What is being asked | Find the lines below holding the word "декабря" and copy each of them.

(Excerpts from an interface dataset)

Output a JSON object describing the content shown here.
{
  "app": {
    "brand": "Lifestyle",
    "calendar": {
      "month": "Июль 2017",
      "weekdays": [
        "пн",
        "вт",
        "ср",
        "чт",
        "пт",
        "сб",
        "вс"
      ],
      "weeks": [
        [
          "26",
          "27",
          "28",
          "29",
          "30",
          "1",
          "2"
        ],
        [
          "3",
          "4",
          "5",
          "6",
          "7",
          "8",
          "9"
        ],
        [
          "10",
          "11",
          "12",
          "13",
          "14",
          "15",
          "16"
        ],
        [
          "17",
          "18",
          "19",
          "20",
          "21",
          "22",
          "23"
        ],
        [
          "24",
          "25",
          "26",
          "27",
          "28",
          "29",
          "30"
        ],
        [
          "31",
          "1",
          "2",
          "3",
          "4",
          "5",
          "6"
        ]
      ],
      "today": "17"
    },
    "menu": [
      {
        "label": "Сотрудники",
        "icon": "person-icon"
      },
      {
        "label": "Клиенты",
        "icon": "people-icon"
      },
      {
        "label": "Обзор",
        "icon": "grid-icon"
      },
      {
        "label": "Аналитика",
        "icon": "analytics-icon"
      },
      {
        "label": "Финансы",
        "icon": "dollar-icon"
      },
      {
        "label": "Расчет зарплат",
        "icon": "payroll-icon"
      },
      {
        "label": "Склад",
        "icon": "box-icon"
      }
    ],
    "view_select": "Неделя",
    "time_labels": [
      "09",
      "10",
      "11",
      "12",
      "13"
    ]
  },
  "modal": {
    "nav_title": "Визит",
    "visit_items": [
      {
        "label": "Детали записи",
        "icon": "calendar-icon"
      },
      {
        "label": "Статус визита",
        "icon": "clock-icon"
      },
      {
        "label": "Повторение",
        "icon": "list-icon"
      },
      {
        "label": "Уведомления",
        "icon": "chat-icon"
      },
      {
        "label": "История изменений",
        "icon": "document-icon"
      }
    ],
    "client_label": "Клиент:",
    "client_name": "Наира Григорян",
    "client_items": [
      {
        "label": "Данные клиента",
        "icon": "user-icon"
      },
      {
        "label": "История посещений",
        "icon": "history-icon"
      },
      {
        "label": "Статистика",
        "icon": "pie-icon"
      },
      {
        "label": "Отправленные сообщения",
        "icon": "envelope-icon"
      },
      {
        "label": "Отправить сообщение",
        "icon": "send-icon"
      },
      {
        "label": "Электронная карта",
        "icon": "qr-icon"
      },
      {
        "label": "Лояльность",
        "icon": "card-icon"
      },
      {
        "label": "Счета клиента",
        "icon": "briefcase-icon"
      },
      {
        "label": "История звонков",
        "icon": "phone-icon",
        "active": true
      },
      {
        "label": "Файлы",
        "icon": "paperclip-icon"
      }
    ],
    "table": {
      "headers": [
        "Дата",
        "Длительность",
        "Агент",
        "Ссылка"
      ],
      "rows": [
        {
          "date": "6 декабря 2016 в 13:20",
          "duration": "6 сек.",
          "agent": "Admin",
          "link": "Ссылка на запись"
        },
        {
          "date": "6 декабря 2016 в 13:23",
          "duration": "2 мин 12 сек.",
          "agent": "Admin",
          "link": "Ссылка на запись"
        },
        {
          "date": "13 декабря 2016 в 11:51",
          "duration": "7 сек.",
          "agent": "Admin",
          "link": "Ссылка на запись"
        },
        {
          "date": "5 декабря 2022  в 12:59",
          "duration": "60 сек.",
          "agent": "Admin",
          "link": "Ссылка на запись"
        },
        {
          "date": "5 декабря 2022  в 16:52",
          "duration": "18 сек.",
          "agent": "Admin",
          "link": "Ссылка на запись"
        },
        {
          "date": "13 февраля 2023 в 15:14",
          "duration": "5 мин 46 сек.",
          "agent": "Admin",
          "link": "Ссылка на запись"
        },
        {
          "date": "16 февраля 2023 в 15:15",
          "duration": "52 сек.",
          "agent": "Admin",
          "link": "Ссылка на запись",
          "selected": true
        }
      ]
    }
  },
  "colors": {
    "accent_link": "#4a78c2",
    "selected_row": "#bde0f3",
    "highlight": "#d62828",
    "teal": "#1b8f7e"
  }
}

Response to this exercise |
          "date": "6 декабря 2016 в 13:20",
          "date": "6 декабря 2016 в 13:23",
          "date": "13 декабря 2016 в 11:51",
          "date": "5 декабря 2022  в 12:59",
          "date": "5 декабря 2022  в 16:52",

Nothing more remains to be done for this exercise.